Paper 2 is an examination that is required for both HL and SL students. The exam is the same and the students are graded using the same markbands – the only difference is in the weighting of the exam for the final IB grade – it consists of 25% for HL students and 45% for SL students.
Paper 2 is an essay test that examines students’ knowledge of 20th century world history. Students are required to have knowledge of 2 of the 5 20th century topics. Those topics are:
- Causes, practices and effects of wars
- Democratic states: challenges and responses
- Rise and rule of single party and authoritarian states
- Nationalist and independence movement in Asia and Africa and post-1945 Central and Eastern European States
- Cold War
The exam is divided into 5 sections – one for each topic – that consist of 6 questions. Students must answer 2 questions from 2 different topics. They have 90 minutes to complete the exam, plus 5 minutes reading time. Within the topics, teachers choose the examples they will use to cover the topic. For example, a teacher who chooses Democratic States may choose Weimar Germany, Canada under Pearson, South Africa under Mandela and India under Indira Gandhi to cover the topic. One key is to covering 20th century world history appropriately is to ensure that the students have knowledge of the subject that comes from more than one region. A teacher can choose examples from all 4 regional options but that is not necessary – most examples can come from one region as long as there is knowledge of the subject outside of that region. So, for Single Party States, a teacher could cover Nyerere’s Tanzania, Kenyatta’s Kenya, Nkrumah’s Ghana and Hitler’s Germany and the students would be effectively prepared.
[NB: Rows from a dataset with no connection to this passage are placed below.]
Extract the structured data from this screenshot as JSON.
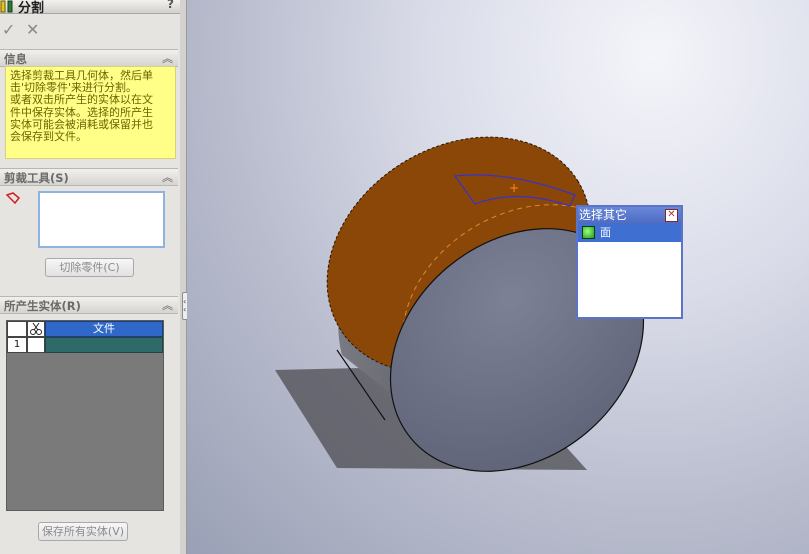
{
  "feature": {
    "title": "分割",
    "help": "?",
    "ok_icon": "✓",
    "cancel_icon": "✕"
  },
  "sections": {
    "info": {
      "header": "信息",
      "lines": [
        "选择剪裁工具几何体，然后单",
        "击'切除零件'来进行分割。",
        "或者双击所产生的实体以在文",
        "件中保存实体。选择的所产生",
        "实体可能会被消耗或保留并也",
        "会保存到文件。"
      ]
    },
    "trim_tools": {
      "header": "剪裁工具(S)",
      "cut_part_button": "切除零件(C)"
    },
    "resulting_bodies": {
      "header": "所产生实体(R)",
      "column_file": "文件",
      "rows": [
        {
          "index": "1",
          "file": ""
        }
      ],
      "save_all_button": "保存所有实体(V)"
    }
  },
  "select_other": {
    "title": "选择其它",
    "close_icon": "✕",
    "items": [
      {
        "label": "面",
        "icon": "face-icon"
      }
    ]
  },
  "colors": {
    "panel_bg": "#e6e4e0",
    "info_bg": "#ffff88",
    "info_text": "#6d6300",
    "selected_face": "#8b4707",
    "cylinder_face": "#6d7285",
    "popup_title": "#4b6bc4"
  }
}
Once the content has been decided upon, that content must be covered in depth so that the students have sufficient detailed knowledge of the material to write well supported responses to the essay questions on the exam. A senior Paper 2 examiner recently wrote that the main problem he sees in Paper is a lack of detailed content – students have a good general grasp of the concepts but have a difficult time supporting their arguments effectively because their essays lack factual detail. One way of ensuring sufficient content is to link the 20th century topic to the HL option and the Prescribed Subject as much as possible so that information gets reinforced and explained in a variety of ways. Another way is through supplementary readings, but this can be a very onerous assignment for ELLs. Yet another way is to have students choose one area of interest to them with each topic and have them write a series of research papers that explore one issue in greater depth, e.g., the role of women in Single Party States.
Students also need to know how to write persuasive essays in a timed situation. Writing 2 essays on vastly different topics in 90 minutes is a very challenging task, and only practice will help students learn how to do this. There is no one prescribed method for writing a history essay, but students must focus on the question they have been asked – which is far more difficult for most students than it sounds. They need to formulate an argument – there is no requirement that they present a thesis, but many successful essays do indeed have one. And, they need to support their arguments with both analysis and relevant factual evidence. Most teachers spend a lot of time over two years teaching students these skills and helping them to refine them. If an extended time period is available for students to do a mock exam of Paper 2, that is ideal as that gives the students concrete experience with the exam format that will be expected of them.
When all of this is accomplished is dependent upon how the curriculum has been developed but essay writing obviously must be developed and refined over the course of the entire two years. Even students with a strong background in essay writing prior to IB history will need time and practice so that their skills can mature. And that, in some respects is the final piece of the puzzle regarding success on this exam: academic maturity. Once again, as teachers, we are expected to help students develop unquantifiable but necessary qualities in our students – no small chore, and not the same for every student, but very important nonetheless.